If a line of the records contains the string "background", copy it out.
*** Opening Supplied material ***
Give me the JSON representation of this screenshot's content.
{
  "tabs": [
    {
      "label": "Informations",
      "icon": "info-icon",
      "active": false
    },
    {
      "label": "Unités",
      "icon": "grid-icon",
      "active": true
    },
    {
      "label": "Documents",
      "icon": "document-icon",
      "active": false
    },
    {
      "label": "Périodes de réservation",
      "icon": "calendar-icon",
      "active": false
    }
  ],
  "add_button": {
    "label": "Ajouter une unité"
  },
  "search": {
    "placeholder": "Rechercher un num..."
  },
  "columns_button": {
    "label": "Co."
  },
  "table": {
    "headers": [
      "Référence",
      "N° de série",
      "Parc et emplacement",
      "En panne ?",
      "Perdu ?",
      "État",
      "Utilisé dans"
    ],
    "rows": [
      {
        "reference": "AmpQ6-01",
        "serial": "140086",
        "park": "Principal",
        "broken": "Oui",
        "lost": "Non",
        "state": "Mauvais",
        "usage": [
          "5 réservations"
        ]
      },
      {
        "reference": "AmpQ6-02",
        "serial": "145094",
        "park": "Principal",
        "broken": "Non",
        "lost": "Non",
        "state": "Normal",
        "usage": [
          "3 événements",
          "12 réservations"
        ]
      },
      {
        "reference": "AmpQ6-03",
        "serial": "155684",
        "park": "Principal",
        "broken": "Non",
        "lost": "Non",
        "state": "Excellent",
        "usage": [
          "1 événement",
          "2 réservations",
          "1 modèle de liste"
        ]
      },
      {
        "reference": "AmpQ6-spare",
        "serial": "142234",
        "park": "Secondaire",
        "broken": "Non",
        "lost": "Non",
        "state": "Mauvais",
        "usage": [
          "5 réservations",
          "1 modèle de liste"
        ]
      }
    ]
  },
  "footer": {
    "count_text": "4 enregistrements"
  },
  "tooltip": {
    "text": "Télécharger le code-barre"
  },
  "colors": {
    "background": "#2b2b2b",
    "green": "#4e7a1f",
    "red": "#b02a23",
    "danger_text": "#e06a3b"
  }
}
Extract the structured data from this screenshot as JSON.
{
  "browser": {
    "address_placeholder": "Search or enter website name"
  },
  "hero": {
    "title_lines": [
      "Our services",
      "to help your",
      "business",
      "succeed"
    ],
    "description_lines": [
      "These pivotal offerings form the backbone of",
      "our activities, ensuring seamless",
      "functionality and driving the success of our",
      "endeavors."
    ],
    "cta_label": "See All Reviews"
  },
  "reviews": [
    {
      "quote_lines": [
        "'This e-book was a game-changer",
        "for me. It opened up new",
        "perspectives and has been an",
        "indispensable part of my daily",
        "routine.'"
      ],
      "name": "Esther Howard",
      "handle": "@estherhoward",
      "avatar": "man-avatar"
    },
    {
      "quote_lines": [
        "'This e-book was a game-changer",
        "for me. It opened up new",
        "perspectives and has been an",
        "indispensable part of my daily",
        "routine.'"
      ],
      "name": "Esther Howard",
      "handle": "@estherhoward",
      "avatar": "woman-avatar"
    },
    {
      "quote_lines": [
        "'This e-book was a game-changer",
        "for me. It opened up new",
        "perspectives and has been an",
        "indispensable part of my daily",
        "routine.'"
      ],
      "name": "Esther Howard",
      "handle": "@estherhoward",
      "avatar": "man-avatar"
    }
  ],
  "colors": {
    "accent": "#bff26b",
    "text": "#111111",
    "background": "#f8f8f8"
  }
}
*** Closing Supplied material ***
- _Expected answer_:
    "background": "#2b2b2b",
    "background": "#f8f8f8"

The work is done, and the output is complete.